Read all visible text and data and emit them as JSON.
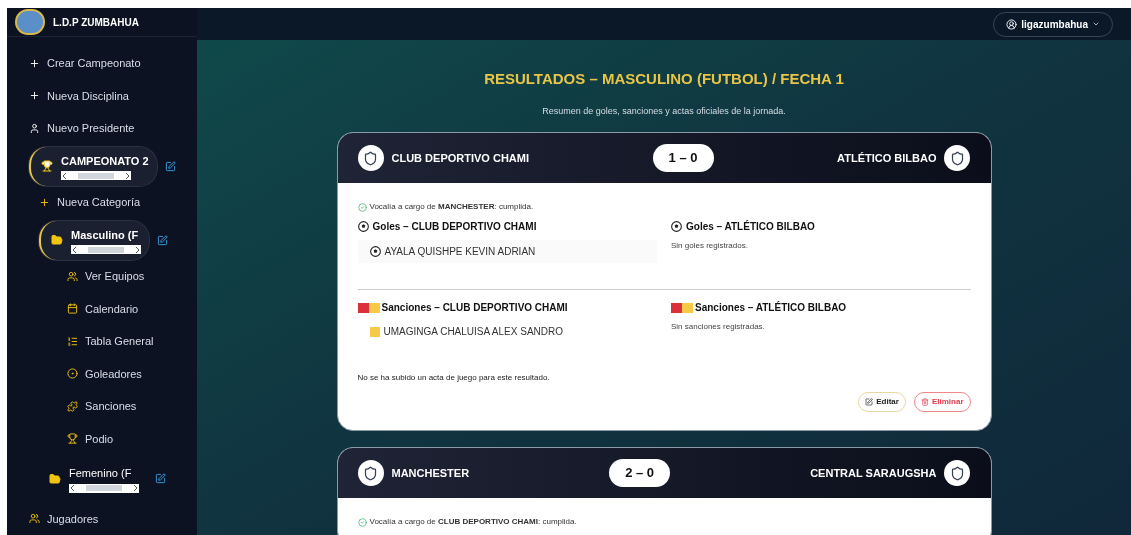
{
  "brand": {
    "name": "L.D.P ZUMBAHUA"
  },
  "user_menu": {
    "label": "ligazumbahua"
  },
  "sidebar": {
    "items": [
      {
        "kind": "add",
        "label": "Crear Campeonato"
      },
      {
        "kind": "add",
        "label": "Nueva Disciplina"
      },
      {
        "kind": "person",
        "label": "Nuevo Presidente"
      },
      {
        "kind": "championship",
        "label": "CAMPEONATO 2",
        "selected": true,
        "children": [
          {
            "kind": "add",
            "label": "Nueva Categoría"
          },
          {
            "kind": "category",
            "label": "Masculino (F",
            "selected": true,
            "children": [
              {
                "kind": "teams",
                "label": "Ver Equipos"
              },
              {
                "kind": "calendar",
                "label": "Calendario"
              },
              {
                "kind": "table",
                "label": "Tabla General"
              },
              {
                "kind": "scorers",
                "label": "Goleadores"
              },
              {
                "kind": "sanctions",
                "label": "Sanciones"
              },
              {
                "kind": "podium",
                "label": "Podio"
              }
            ]
          },
          {
            "kind": "category",
            "label": "Femenino (F",
            "selected": false
          }
        ]
      },
      {
        "kind": "players",
        "label": "Jugadores"
      }
    ]
  },
  "page": {
    "title": "RESULTADOS – MASCULINO (FUTBOL) / FECHA 1",
    "subtitle": "Resumen de goles, sanciones y actas oficiales de la jornada."
  },
  "matches": [
    {
      "home": "CLUB DEPORTIVO CHAMI",
      "away": "ATLÉTICO BILBAO",
      "score": "1 – 0",
      "vocalia": "Vocalía a cargo de **MANCHESTER**: cumplida.",
      "goals": [
        {
          "title": "Goles – CLUB DEPORTIVO CHAMI",
          "players": [
            "AYALA QUISHPE KEVIN ADRIAN"
          ]
        },
        {
          "title": "Goles – ATLÉTICO BILBAO",
          "empty": "Sin goles registrados."
        }
      ],
      "sanctions": [
        {
          "title": "Sanciones – CLUB DEPORTIVO CHAMI",
          "players": [
            {
              "name": "UMAGINGA CHALUISA ALEX SANDRO",
              "color": "#f7c948"
            }
          ]
        },
        {
          "title": "Sanciones – ATLÉTICO BILBAO",
          "empty": "Sin sanciones registradas."
        }
      ],
      "acta": "No se ha subido un acta de juego para este resultado.",
      "actions": [
        "Editar",
        "Eliminar"
      ]
    },
    {
      "home": "MANCHESTER",
      "away": "CENTRAL SARAUGSHA",
      "score": "2 – 0",
      "vocalia": "Vocalía a cargo de **CLUB DEPORTIVO CHAMI**: cumplida."
    }
  ]
}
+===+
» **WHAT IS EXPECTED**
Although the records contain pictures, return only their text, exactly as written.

» **TASK RESULT**
Read all visible text and data and emit them as JSON.
{
  "brand": {
    "name": "L.D.P ZUMBAHUA"
  },
  "user_menu": {
    "label": "ligazumbahua"
  },
  "sidebar": {
    "items": [
      {
        "kind": "add",
        "label": "Crear Campeonato"
      },
      {
        "kind": "add",
        "label": "Nueva Disciplina"
      },
      {
        "kind": "person",
        "label": "Nuevo Presidente"
      },
      {
        "kind": "championship",
        "label": "CAMPEONATO 2",
        "selected": true,
        "children": [
          {
            "kind": "add",
            "label": "Nueva Categoría"
          },
          {
            "kind": "category",
            "label": "Masculino (F",
            "selected": true,
            "children": [
              {
                "kind": "teams",
                "label": "Ver Equipos"
              },
              {
                "kind": "calendar",
                "label": "Calendario"
              },
              {
                "kind": "table",
                "label": "Tabla General"
              },
              {
                "kind": "scorers",
                "label": "Goleadores"
              },
              {
                "kind": "sanctions",
                "label": "Sanciones"
              },
              {
                "kind": "podium",
                "label": "Podio"
              }
            ]
          },
          {
            "kind": "category",
            "label": "Femenino (F",
            "selected": false
          }
        ]
      },
      {
        "kind": "players",
        "label": "Jugadores"
      }
    ]
  },
  "page": {
    "title": "RESULTADOS – MASCULINO (FUTBOL) / FECHA 1",
    "subtitle": "Resumen de goles, sanciones y actas oficiales de la jornada."
  },
  "matches": [
    {
      "home": "CLUB DEPORTIVO CHAMI",
      "away": "ATLÉTICO BILBAO",
      "score": "1 – 0",
      "vocalia": "Vocalía a cargo de **MANCHESTER**: cumplida.",
      "goals": [
        {
          "title": "Goles – CLUB DEPORTIVO CHAMI",
          "players": [
            "AYALA QUISHPE KEVIN ADRIAN"
          ]
        },
        {
          "title": "Goles – ATLÉTICO BILBAO",
          "empty": "Sin goles registrados."
        }
      ],
      "sanctions": [
        {
          "title": "Sanciones – CLUB DEPORTIVO CHAMI",
          "players": [
            {
              "name": "UMAGINGA CHALUISA ALEX SANDRO",
              "color": "#f7c948"
            }
          ]
        },
        {
          "title": "Sanciones – ATLÉTICO BILBAO",
          "empty": "Sin sanciones registradas."
        }
      ],
      "acta": "No se ha subido un acta de juego para este resultado.",
      "actions": [
        "Editar",
        "Eliminar"
      ]
    },
    {
      "home": "MANCHESTER",
      "away": "CENTRAL SARAUGSHA",
      "score": "2 – 0",
      "vocalia": "Vocalía a cargo de **CLUB DEPORTIVO CHAMI**: cumplida."
    }
  ]
}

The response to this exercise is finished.